Ok so maybe my post yesterday re the battle with Ms Nature was premature. At 2am this morning I shifted in bed and woke to a spike of sharp pain and a crunching sound! I consulted my encyclopedic knowledge of medicine for an appropriate course of action. So if you happened to be passing my apartment at 2am I trust that explains why I was doing dumbell curls.
This morning involved another good soak in warm water to get some movement back. This technique is great but not brilliantly suited to cold days when the temperature change can be quite unpleasant to say the least. But I’m no quitter so whilst I may have declared victory a little early it was only the timing that was incorrect and not the outcome.
Over the weekend I was struck by another aspect of the ‘defeminisation’ off women. The big butch, chain smoking women with children seem to have taken over the ‘father figure’ role and abandoned the mother one. This is not a critique of size or appearance, there is something more in the general demeanour of these women. They are easily observed at one of their frequent meeting places: the cafe or Iceland on welfare day and the pound shop three days later.
These people move in packs like a terrorist cell and can be quite intimidating. But the really scary thing is the affect that they will have on their offspring. The sons will grow up thinking that women fight like men and can take a punch. These will not be boys that grow up caring for their mother, there will be no fragile old ladies to visit with grandchildren.
Then there is the daughters, brought up with a wrestler as a role model. These girls will learn from a young age that it is better to learn to slug it out than to waste your time learning to construct an eloquent repose. They will attend the first school disco looking like they put their makeup on with a magic marker, having asked mum for advice.
Remember that I just point out this stuff, look around you this week and you will soon spot your own examples.

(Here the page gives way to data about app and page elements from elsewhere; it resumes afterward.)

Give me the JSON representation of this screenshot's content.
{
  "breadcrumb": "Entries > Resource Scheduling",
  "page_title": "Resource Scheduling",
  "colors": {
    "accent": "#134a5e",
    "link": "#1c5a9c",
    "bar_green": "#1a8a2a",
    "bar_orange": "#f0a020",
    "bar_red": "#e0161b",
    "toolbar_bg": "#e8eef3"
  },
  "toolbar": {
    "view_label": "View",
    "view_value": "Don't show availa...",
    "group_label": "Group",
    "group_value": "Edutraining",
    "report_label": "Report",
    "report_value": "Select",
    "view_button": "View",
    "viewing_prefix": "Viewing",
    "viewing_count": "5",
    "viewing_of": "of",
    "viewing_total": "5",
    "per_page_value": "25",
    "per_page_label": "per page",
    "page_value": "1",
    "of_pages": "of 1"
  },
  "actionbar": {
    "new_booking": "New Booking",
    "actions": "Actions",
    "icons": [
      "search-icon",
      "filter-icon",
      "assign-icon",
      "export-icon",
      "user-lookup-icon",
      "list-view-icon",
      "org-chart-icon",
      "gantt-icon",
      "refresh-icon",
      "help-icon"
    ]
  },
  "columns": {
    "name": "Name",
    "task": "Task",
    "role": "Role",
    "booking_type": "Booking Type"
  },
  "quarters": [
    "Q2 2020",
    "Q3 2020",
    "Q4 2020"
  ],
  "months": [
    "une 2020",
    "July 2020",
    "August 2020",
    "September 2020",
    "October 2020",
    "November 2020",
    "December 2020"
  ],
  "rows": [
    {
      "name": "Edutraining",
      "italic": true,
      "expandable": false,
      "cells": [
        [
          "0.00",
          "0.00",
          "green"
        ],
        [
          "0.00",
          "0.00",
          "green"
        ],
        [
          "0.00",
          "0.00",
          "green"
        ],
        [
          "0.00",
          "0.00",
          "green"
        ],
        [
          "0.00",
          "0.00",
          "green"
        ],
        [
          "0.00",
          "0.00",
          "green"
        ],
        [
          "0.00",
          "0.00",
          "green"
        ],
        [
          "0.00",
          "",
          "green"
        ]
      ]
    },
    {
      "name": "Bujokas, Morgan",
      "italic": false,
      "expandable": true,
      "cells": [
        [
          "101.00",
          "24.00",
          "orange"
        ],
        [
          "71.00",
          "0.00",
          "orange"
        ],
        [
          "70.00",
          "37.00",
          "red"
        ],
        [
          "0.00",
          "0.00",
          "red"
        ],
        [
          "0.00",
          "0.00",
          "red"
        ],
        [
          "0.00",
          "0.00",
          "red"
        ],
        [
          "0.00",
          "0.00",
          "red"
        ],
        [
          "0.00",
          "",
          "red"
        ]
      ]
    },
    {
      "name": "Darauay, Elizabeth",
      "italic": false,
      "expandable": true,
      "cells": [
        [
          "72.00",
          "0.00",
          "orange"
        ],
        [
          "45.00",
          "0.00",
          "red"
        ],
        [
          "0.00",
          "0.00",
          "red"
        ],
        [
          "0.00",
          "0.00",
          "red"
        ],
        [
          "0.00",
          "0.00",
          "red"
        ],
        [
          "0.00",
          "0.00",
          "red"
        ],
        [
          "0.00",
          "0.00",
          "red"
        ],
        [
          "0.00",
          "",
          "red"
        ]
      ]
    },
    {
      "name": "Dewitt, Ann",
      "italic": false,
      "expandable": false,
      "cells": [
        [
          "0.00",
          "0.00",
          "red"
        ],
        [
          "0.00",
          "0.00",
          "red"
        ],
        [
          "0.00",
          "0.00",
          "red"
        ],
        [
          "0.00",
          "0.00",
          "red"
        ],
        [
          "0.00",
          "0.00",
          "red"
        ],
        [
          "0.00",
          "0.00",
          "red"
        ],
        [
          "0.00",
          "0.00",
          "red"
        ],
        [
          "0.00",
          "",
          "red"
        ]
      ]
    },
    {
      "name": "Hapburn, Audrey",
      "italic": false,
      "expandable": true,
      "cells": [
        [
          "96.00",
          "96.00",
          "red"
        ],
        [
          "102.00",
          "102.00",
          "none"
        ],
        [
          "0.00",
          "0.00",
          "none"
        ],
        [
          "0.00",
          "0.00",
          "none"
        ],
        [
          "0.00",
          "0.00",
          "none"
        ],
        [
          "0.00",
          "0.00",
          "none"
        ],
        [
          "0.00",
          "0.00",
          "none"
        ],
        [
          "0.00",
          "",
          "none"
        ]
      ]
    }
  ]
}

The world of fatherhood is far from normal, there is none of the stability and certainty that comes with motherhood. Don’t let anyone tell you that parents are equal, we are not. Men’s equality is measured in sterling while mum’s are measured in hearts and flowers. You see this all of the time, even in the family model, mum gets cards and hugs dad pays for the cards. Society has led us to believe that mum is right, as young men we learn that mum is that soft fragile creature that needs looking after. This is, of course, right we want to bring up children that understand how to respect and look after women after all. The trouble is that at no point can we explain to children that “hey it wasn’t dad’s fault”, you see it has to be dad’s fault, that is just the rules. Children face the same story that divorce judges face, it is always the other sides fault. Talk to a guy he will tell you that his wife was in the wrong, talk to a woman she will say that it was his fault. Unfortunately children hear mum’s view and only the best of women are honest enough to tell their children the truth.

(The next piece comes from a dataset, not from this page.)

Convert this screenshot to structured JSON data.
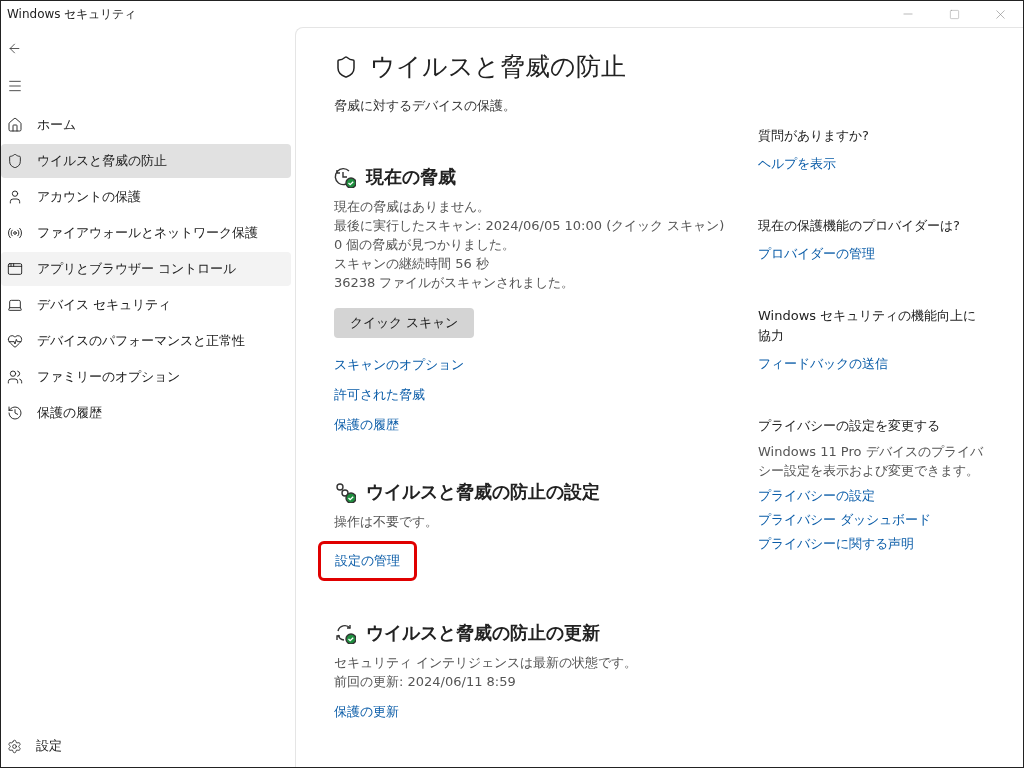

I got to thinking about this because of a sad story from a friend whose ex has pretty much banned him from seeing his kids. Also because of recent conversations with colleagues and friends who are dealing with family break up. Most recently I had the rare delight of a phone call from my daughter, as sweet and innocent as my small blonde always is. Apparently an uncle is due to come over this Christmas and she is excited to see him and to meet his new daughter. The oddity of the conversation is that my daughter got to recalling previous Christmas and those that were there. The conclusion was that this year will be “great to have a full family Christmas”, she is 12. There is no point in the conversation where it occurs to her that dad is not present at Christmas, nothing seems odd in telling her dad that she is looking forward to a family Christmas. My daughter tells me that mum wants a new carpet but can’t afford it and I wax lyrical about “how hard it is to keep up”. As a dad I am practiced enough to say this without grimacing at the thought that it is actually my house, my mortgage and in fact the only entitlement that my ex has to live there is that she is mum to my kids. Don’t misunderstand me I, like most guys, am proud and only to happy to support my children. But just like we have equality in the workplace can we have some in family life please? how about some honesty with our children, don’t do it for the ex partners who were mean, mentally abused you or pushed you into affairs but for the children. Don’t even do it so that the children know that they have a dad, do it so they don’t grow up thinking you only had them because it was easier than working for a living.